As for the wheelchair itself. Obviously, the sooner we get one the better. If we were able to get Medicaid to cover the cost (which I think is probable, since she needs one, her PCP would write a prescription, and her therapist would write a letter of medical necessity) then it would take up to 6 months to get it. I have heard that you can sometimes get "loaner" wheelchairs for the interim. My friend Christine also said that with her wheelchair, if there's ever a problem with it, it can be really difficult/expensive to get it fixed if it's not covered by medicaid. Especially if it's custom made. Also, if we got it through medicaid she would be properly measured and fitted for one.
My friend Patty also let me know about FREE, which is a non-profit whose mission is "to help provide mobility related rehab equipment to enhance independence and improve quality of life." I've been looking at the whole application process for that too.
It's all a lot to think about. Last week I was feeling a huge weight of stress and pressure and worry. But I really feel that we have made the right decision, and the only thing to do now is to figure out the best way to actually get hold of a wheelchair which will be ideal for Avery.
The thing with Avery is that she's not so physically involved that she's going to require custom made support cushions and all the fancy bells and whistles. She just needs a manual chair that she will be able to sit in and propel by herself when we go out. She will still be crawling at home, as she always has. The chair will go with her to school, so it will need to fold up and be reasonably lightweight so we can get it on and off the school bus. It will need to be easy for her to get into and out of by herself so that she can still enjoy the independence of being able to get down and crawl around whenever she wants to.
Here is the chair I had decided on:
It weighs less than 30lbs, folds to a width of 11", has flip back armrests and swingaway, detachable foot rests. I also found it for $280!!
However, after measuring Avery we realised that she needed a seat width of 12", this one was only available at that price in the 14" seat width.

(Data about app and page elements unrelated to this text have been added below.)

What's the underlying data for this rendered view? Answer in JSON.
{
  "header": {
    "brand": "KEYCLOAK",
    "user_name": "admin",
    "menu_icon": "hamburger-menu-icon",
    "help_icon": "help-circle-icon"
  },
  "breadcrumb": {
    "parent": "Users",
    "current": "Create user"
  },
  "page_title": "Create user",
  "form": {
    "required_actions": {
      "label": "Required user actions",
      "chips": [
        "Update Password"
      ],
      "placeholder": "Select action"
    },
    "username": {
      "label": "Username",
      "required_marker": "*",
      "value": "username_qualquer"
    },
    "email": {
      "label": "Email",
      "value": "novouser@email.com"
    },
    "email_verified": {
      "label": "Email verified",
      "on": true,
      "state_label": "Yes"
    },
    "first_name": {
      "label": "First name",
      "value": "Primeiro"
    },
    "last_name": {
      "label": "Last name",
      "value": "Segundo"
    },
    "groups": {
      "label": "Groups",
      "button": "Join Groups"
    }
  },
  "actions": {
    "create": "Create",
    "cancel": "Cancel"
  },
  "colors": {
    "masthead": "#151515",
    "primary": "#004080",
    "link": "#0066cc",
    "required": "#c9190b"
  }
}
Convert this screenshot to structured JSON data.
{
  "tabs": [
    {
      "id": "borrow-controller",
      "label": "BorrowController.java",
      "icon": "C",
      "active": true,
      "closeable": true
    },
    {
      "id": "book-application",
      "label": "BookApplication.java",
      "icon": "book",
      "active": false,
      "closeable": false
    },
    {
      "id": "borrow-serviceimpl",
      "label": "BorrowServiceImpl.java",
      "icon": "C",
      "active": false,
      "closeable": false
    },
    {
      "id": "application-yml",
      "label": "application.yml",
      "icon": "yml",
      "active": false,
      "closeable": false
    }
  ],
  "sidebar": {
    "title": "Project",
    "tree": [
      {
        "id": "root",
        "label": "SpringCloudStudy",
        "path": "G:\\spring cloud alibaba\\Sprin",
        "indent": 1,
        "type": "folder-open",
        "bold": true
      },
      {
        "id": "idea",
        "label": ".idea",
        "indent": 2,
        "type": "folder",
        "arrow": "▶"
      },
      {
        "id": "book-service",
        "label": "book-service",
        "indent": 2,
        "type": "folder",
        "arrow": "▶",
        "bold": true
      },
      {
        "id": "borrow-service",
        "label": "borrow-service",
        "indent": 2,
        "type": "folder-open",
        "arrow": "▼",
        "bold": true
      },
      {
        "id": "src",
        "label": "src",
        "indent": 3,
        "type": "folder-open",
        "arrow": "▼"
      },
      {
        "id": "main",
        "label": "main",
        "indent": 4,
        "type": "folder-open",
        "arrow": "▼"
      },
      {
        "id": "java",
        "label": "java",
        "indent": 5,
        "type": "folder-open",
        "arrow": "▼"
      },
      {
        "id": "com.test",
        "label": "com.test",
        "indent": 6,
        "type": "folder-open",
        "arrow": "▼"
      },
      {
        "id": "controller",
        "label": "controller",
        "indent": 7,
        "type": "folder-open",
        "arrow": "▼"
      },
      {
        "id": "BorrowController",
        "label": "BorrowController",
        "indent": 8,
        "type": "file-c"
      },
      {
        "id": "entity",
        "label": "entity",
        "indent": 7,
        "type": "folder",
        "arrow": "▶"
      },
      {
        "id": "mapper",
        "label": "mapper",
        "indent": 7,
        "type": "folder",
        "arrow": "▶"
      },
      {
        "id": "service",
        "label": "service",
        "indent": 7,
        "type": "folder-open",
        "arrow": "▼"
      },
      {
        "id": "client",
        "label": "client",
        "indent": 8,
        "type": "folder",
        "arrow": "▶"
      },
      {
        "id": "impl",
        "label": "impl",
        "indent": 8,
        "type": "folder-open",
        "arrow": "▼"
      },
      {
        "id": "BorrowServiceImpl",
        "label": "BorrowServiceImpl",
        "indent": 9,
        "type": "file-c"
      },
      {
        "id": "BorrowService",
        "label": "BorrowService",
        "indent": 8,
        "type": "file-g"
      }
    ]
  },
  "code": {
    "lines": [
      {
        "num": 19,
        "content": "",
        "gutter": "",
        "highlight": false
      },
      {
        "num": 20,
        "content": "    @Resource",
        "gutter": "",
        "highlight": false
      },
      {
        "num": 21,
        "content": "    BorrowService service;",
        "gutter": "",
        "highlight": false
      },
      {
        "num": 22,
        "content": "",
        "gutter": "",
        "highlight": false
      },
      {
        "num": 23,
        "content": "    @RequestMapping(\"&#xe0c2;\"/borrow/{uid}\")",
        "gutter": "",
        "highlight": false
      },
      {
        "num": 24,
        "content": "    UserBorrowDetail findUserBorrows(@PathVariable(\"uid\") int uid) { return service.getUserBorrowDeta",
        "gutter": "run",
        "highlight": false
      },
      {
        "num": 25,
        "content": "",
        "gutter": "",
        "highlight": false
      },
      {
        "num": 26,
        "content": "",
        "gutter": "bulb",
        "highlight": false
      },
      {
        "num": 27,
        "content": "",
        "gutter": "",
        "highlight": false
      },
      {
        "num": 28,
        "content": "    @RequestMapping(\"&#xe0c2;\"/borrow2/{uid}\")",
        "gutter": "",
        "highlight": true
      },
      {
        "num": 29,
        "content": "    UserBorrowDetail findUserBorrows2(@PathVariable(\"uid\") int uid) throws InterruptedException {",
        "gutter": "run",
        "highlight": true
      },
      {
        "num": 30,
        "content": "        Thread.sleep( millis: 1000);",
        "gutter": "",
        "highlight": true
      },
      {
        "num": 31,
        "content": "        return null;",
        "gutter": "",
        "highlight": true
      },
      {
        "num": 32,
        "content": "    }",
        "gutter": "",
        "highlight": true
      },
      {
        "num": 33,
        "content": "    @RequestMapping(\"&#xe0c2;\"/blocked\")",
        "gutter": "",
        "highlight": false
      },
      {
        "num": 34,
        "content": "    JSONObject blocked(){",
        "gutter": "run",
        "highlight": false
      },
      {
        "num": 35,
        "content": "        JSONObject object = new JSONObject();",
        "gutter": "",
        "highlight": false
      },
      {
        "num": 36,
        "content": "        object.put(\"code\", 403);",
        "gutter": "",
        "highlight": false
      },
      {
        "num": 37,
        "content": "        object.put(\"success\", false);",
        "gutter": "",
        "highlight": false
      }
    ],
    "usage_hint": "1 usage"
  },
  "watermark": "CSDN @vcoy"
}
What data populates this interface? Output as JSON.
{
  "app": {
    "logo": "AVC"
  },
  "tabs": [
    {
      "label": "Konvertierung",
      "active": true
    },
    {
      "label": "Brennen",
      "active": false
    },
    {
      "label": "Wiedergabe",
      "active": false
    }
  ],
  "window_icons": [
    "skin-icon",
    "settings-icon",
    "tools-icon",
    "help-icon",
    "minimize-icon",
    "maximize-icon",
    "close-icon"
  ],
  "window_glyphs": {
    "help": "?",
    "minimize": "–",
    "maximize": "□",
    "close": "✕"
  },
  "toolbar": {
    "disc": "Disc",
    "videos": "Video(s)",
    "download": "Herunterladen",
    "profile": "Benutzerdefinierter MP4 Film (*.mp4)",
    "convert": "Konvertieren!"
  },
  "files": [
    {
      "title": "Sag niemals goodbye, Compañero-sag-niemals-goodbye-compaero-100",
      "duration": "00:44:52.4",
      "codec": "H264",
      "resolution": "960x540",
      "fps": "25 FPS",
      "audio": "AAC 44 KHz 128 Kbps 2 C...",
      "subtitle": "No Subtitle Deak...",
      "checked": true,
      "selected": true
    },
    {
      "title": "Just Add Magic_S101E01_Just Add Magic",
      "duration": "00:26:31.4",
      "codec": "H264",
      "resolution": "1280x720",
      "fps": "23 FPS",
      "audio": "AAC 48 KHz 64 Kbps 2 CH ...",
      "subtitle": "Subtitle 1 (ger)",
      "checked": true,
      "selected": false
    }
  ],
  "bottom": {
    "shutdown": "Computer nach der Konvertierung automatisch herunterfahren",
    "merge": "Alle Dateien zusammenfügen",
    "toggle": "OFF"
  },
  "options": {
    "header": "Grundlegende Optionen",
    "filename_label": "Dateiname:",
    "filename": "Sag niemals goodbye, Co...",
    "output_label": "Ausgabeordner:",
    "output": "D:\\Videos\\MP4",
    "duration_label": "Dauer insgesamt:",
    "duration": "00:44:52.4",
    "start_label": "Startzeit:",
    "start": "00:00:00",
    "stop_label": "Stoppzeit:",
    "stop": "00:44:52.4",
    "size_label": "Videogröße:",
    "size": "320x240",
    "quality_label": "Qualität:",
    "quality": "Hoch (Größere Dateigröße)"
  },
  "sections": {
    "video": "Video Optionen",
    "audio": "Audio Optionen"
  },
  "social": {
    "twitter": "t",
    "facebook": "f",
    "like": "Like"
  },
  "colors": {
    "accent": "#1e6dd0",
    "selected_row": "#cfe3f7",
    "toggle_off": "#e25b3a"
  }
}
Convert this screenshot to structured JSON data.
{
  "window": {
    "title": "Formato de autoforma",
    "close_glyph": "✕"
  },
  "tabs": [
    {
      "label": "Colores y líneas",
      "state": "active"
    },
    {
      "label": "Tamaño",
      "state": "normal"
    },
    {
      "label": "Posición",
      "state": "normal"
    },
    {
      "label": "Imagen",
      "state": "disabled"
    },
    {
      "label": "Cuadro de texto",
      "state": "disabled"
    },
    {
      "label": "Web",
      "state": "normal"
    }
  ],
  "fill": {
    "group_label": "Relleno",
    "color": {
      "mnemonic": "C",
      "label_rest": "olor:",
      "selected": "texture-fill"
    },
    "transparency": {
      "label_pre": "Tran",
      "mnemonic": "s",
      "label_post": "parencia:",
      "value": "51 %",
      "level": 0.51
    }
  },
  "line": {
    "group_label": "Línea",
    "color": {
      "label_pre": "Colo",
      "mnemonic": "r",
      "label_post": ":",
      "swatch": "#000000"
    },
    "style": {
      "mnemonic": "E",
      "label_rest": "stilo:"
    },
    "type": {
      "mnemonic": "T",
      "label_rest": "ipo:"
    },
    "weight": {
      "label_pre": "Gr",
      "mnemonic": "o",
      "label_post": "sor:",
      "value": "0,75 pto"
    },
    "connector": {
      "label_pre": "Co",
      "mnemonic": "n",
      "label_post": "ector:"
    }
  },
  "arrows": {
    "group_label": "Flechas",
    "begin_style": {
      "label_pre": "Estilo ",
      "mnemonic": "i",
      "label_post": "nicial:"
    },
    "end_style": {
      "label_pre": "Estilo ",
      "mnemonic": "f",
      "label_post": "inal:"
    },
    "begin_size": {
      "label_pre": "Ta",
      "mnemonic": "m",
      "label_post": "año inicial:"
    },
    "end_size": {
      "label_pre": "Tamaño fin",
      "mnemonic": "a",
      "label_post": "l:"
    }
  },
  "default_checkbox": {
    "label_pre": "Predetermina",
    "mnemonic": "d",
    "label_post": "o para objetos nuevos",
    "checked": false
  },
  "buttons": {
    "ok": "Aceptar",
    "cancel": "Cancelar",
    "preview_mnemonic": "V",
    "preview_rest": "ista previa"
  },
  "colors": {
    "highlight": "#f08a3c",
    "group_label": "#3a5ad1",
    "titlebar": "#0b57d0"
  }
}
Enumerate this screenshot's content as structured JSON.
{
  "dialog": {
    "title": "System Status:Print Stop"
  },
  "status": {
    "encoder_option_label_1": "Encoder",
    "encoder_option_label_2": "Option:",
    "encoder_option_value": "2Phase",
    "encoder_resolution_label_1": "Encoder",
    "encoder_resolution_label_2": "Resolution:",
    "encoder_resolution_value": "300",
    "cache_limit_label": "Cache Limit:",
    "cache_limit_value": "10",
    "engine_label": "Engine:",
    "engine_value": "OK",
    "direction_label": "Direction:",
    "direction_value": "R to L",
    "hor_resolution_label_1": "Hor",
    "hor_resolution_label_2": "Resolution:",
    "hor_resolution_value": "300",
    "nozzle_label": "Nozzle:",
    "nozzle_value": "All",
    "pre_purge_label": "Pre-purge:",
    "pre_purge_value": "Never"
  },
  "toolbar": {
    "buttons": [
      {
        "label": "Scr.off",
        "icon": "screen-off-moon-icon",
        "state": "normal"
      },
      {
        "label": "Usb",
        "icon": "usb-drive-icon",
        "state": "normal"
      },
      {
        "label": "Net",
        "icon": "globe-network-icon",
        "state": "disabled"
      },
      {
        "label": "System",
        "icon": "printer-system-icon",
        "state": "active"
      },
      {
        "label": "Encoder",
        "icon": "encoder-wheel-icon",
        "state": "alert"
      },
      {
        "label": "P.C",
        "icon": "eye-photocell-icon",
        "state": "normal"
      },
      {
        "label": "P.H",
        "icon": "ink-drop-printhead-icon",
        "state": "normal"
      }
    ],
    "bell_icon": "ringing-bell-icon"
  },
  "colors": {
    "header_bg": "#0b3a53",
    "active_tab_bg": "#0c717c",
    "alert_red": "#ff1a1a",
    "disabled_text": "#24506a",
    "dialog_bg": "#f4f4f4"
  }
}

The company that makes it has apparently discontinued the 12" model, so the buying options are much more limited.
I have found the 12" somewhere else for $400, which is the same price as this one:
It has more options for everything from seat width/depth, colour, upholstery, arm type, casters, wheels, front rigging, knee-to-heel range, etc, etc. However, it weighs a couple of pounds more, the weight capacity is half of the other one (still 125lbs though), it only has a 5 year warranty (rather than limited lifetime), and I can't find anything that says how well it folds up.
So I just don't know. Decisions decisions.
I'll be seeing our PCP tomorrow for Oliver's 4 month check up, so I'll ask him about a prescription then. Then we really need to make a decision about what to get/how to do this.